We have had continual discussions with Yavapai and we hope to make further announcements as those steps are taken.

Wednesday, February 3, 2010

Tampa HANA Day Getting Closer

On February 6th several of us are visiting Tampa Bay Downs for a HANA Day at the races. At 11:15 sharp Tampa has given us a venue to hold a meeting, then let the winning (or in my case losing) begin.

For those who have not contacted our point woman on this, you can by emailing Theresia @ (no spaces).

We will send out a reminder later in the week should you be in the area and want to spend some time with horseplayers.

Everyone is looking forward to it!

Tuesday, February 2, 2010

Savin' Me

The great philosopher Locke, no not him, Plato.... no..... it was Chad Kroeger from Nickelback, wrote in Savin' Me:

Show me what it's like
To be the last one standing
And teach me wrong from right
And I'll show you what I can be

Thanks to a tweet from Jessica at r2, Frank Mitchell pointed us to this poignant, all-too-true post titled "Who Will Save Us" from a marketer to compare to racing.

If by save you mean, "what will keep things just as they are?" then the answer is nothing will. It's over.

We need to get past this idea of saving, because the status quo is leaving the building, and quickly. Not just in print of course, but in your industry too.

In racing, if many of the things needed to be done are done, there will be losers. It might be a feed man at a small slots track who will have less or no business. It might come in the form of lower betting revenues as we reprice the product. There will be job losses, purse losses and some tracks might close. Life will be very different. When you save yourself, rather than having someone save you, life is never the same.

As the author closes: "Every revolution destroys the average middle first and most savagely."

If he is indeed correct, does racing have the stomach for that?

Related Posts: Frank Mitchell on the breeding end of "Saving Us".

Monday, February 1, 2010

He is Correct!

Alex Waldrop is correct. 100% correct.

In his new column he relays what he heard this past weekend at the NHC Championship (congrats Brian!) from horseplayers.

- Their message to tracks: Price matters. According to one very knowledgeable race and sports book operator I spoke with in Vegas, they are seeing a steady migration of players from horse racing to sports betting and other gaming. Why? Lower takeout on casino games and sports betting are a big part of the reason.

- Their Safety and integrity matter. If you think the way you treat your horse is a private matter between you and your vet, think again

- Their message to regulators: Be tough but fair in regulating the game. And be consistent.

We at HANA have surveyed horseplayers, written hundreds of blog pieces, attended dozens of meetings. We have conveyed this now for some time.

It is not a me versus you debate, it is an us debate.

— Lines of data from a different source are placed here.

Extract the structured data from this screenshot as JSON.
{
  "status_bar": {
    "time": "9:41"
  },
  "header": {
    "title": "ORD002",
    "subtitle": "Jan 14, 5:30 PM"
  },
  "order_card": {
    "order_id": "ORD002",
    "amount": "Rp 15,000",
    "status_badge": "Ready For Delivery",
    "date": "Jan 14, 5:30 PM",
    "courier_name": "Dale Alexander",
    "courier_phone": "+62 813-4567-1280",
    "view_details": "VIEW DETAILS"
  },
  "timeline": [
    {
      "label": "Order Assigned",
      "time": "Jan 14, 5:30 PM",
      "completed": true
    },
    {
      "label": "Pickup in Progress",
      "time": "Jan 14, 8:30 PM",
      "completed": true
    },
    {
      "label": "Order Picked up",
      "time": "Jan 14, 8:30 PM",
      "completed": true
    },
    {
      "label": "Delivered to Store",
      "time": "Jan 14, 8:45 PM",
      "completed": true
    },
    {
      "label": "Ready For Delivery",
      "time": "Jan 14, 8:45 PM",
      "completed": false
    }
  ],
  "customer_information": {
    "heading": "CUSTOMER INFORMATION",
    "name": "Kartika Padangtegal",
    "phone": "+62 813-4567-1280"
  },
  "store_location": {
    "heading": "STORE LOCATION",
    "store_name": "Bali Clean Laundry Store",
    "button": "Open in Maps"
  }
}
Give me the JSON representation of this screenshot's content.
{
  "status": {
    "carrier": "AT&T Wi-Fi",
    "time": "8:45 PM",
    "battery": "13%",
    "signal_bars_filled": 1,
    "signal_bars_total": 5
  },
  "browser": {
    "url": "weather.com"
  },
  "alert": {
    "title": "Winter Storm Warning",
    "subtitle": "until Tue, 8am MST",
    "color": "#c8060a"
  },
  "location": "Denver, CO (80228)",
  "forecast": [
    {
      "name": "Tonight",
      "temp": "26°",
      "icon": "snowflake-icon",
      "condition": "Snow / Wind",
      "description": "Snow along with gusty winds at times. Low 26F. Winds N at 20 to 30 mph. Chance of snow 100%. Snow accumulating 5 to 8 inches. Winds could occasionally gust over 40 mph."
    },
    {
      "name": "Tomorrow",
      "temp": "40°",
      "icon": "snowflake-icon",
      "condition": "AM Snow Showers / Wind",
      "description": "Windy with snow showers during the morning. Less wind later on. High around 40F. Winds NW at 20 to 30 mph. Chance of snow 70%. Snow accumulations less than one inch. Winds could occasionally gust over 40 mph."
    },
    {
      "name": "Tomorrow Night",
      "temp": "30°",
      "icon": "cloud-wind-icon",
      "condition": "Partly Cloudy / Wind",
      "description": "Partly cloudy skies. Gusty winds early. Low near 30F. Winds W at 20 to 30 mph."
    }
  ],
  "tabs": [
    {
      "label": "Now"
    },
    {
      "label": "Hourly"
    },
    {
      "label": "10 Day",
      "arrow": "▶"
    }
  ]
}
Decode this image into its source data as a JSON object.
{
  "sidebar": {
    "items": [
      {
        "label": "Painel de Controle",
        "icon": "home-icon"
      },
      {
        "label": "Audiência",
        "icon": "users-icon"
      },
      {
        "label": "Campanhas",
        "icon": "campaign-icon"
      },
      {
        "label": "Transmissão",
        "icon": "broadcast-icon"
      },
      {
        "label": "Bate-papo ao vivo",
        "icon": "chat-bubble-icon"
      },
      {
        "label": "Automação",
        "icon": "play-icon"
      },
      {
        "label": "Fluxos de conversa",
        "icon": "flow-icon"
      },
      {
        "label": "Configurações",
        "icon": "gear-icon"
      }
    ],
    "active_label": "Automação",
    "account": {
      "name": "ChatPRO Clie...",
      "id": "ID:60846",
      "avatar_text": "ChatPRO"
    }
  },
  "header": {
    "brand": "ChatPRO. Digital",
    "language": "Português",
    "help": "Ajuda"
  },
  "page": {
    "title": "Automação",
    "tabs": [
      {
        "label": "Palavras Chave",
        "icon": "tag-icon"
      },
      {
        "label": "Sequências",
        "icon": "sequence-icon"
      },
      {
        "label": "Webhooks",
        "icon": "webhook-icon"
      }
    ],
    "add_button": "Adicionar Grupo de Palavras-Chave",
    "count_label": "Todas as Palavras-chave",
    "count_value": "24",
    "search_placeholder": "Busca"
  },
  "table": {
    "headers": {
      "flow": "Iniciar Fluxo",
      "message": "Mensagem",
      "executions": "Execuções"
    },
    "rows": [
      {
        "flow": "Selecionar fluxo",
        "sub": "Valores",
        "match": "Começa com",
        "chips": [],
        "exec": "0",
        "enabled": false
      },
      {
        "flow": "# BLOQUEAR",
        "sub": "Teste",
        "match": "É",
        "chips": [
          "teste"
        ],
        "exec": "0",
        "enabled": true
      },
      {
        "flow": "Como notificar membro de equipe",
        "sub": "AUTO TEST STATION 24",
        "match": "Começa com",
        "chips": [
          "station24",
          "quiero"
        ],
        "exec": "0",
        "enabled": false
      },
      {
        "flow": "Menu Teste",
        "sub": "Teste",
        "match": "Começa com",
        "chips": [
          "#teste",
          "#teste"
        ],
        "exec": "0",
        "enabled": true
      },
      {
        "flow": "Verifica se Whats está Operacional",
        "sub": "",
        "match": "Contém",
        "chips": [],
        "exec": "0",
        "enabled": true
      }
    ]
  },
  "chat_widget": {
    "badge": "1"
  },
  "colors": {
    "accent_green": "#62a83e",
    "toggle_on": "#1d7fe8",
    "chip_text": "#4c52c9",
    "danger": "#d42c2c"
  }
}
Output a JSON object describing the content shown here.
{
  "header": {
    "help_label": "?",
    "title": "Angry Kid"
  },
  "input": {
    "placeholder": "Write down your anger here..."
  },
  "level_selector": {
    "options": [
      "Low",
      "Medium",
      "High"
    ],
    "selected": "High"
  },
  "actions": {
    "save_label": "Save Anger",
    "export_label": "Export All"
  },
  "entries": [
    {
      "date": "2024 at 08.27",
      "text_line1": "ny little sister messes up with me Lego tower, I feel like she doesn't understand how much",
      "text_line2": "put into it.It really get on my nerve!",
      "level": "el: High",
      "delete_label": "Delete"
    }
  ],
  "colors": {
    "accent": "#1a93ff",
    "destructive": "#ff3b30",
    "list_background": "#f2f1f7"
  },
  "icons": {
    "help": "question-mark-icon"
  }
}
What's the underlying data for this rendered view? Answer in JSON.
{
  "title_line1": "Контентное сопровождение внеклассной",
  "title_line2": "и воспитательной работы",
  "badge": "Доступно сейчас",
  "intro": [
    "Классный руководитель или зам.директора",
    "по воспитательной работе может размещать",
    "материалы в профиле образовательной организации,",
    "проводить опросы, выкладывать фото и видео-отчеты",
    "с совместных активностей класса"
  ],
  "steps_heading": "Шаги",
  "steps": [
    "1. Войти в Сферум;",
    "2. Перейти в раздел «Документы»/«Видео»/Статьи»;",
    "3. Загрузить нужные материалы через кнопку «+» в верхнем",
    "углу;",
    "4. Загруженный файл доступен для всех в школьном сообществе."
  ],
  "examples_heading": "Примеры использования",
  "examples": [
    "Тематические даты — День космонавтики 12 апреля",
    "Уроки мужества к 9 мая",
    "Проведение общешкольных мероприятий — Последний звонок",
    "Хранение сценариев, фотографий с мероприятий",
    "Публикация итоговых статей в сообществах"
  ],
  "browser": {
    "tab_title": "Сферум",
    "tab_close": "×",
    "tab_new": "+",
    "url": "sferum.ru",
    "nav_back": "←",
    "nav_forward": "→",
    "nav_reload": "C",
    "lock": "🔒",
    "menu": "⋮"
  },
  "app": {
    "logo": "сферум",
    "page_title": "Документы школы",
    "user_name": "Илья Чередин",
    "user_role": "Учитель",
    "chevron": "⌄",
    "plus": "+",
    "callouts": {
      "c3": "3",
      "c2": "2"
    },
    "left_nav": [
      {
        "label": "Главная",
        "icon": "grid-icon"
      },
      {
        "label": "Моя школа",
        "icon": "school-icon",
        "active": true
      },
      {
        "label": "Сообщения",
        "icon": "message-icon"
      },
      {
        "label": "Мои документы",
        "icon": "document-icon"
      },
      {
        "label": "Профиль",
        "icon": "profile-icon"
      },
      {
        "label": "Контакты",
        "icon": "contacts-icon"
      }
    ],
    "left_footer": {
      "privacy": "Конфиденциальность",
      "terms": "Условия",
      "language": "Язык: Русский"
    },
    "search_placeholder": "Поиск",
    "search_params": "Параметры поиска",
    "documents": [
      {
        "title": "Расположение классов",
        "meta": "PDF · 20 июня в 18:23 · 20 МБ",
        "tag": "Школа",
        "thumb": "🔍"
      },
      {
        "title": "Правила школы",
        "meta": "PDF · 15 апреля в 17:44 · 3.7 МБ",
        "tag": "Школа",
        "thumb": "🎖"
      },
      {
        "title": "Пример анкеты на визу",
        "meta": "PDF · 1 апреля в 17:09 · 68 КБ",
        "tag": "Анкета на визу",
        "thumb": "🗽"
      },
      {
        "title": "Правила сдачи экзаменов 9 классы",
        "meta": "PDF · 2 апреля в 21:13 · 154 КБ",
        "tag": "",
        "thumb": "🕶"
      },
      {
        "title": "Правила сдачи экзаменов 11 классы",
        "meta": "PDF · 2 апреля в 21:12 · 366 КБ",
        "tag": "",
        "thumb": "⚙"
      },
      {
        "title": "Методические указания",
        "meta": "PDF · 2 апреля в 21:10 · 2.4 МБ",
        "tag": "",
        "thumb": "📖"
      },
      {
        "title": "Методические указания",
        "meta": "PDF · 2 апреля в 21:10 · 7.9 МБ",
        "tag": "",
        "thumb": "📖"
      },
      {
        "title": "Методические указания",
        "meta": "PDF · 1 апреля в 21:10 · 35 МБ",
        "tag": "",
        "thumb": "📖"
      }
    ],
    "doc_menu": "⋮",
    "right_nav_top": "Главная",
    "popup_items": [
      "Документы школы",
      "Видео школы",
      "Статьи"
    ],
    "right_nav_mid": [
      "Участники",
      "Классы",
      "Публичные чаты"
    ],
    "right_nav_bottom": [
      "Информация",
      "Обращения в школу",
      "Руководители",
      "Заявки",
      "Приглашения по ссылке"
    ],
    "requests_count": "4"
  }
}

We don't want lower takeout because we are greedy - we want lower takeout so we can bet more and encourage others to bet more by saying to new people "you have a shot to beat the races, so come join us".

We don't want safety concerns looked at because we really like to see tracks be regulated. We want safety and integrity because we feel with it we will have a better sport, and if we have a better sport, we can grow.

We don't want drug policy because we are zealots. We want a consistent drug policy because we love horses and want them treated well. We want cheaters to be charged because they hurt the game. We don't want honest horsemen charged and thrown out for making a minor mistake. We want a good policy with teeth to grow the sport of horse racing, for bettors and horse owners. Heck, almost 20% of HANA are horse owners.

Very well done regardless Alex. You summed it up pretty well.